After I got better, after having been ill for some years, I assumed that all I had to do was to get my life organized again and get rolling again. What I did not understand, until now, is that apart from the parts of my life that I was genuinely loving, I had no life to get back to. Almost everything I had built my life upon was in the process of undoing itself. My life was mostly built upon what I had been taught was good. Even in the years before I got sick, as I was rebuilding my life in a way I believed was my way, my thinking and feeling were still contaminated by my socialization. I had been conditioned so strongly that, on the intellectual and feeling level, I could not separate myself from it. So everything I did, even though at the time I firmly believed that I was making a conscious choice, was somehow influenced by what I was raised to believe and feel. Gaining consciousness is a process. It is how I became conscious. It probably is how the majority becomes conscious. I broke the bonds of my socialization by first becoming aware of the thoughts I had been programmed to think. Once I became mindful or the negative thoughts I was repeating day in day out, and decided to stop believing them, I became aware of the pain that is hidden behind those words, the emotions I had trained myself to feel and the ways in which I reacted in order not to feel the pain of rejection and neglect. Only after I let go of the pain that was inherent to my socialization, I could become conscious of the physical signals my body is sending me to inform me whether something is good for me or not.
Even though, I believe the process of becoming conscious follows the same stages for everyone. I do believe that all paths are different. We all have our own blind spots. I, for example, was taught to negate my own feelings, and my journey was somewhat complicated by the fact that my internal compass, that according to a lot of self-help book I had access to at all times, seemed to be missing. It now appears that it wasn’t missing, but that I did not have access to it either as it was buried beneath an incredible amount of debris. From where I am standing now, I believe that our bodies hold the key to our authentic selves. When we are exposed to a situation, person, object, question or statement, we have an instant preference. And even though we may not be conscious of that impulse, our bodies do reacts in that microsecond in which our original thought surfaces, right before it is overridden by conditioning and socialization. I am learning that this gut thinking is undiluted. Whereas we have been taught what to think and feel emotionally, our gut instinct is very pure.

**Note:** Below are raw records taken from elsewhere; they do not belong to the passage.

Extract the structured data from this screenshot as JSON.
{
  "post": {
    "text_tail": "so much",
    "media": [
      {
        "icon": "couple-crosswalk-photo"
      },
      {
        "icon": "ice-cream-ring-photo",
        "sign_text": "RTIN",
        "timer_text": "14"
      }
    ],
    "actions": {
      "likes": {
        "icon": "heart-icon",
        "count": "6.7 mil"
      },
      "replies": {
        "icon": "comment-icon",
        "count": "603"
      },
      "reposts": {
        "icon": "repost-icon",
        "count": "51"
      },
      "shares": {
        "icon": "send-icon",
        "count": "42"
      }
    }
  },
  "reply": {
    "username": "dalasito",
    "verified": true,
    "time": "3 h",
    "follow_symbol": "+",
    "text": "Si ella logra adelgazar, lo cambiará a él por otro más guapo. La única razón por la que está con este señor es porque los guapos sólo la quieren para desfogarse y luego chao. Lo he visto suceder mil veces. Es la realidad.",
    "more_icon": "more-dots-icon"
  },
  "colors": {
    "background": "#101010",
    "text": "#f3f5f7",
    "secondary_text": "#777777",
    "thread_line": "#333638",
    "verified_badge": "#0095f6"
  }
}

At the moment, I am training myself to stop and feel what is going on in my body before I respond. I am learning to feel differences in muscle tension, energy and temperature. Heightened muscle tension, a drop in energy and temperature feel off. Relaxed muscles, a slight rise in body temperature and a rise in energy feel good. That is all the interpretation I allow myself to do. Does this feel good or not? When my body signals are uncomfortable, even if I can’t tell why, I will react neutrally or not. When my body feels good, I will say yes to it, even if it doesn’t make sense. Or at least that is my intention. In real life, I am at the stage where I am aware of what I can do differently, but forget most of the time. Usually it is only afterwards, that I realize that I did not include my body in the decision-making. And that’s okay. The trick to easy learning is to focus on the good. So instead of getting angry and frustrated at not getting it ‘right’, I am proud of myself that I noticed it afterward. And when I actually do register what is going on in my body before I make a choice, then I celebrate, then I give myself a very big pat on the shoulder. Usually, it’s the small things that are the most impactful, like five minutes ago, when my leg signaled it needed movement and I actually got up and did something that required walking, or this morning when I was routinely putting oatmeal in a bowl and felt a slight drop in energy, stopped, thought about what I wanted, thought of greek yoghurt and felt a rise in energy. It’s in those seemingly insignificant choices that I am retraining myself to listen to my body, really listen to my body. I have decided my big dreams will have to wait just a bit longer. Until making choices that feel good has become second nature. You could compare it to driving. Before I get into a Formula 1 car and start in the Monaco Grand Prix, I first want to be very, very, very, very good at steering a Formula 1 car, and not just any Formula 1 car, but the one I will be racing in.
picture by Laurens Schaap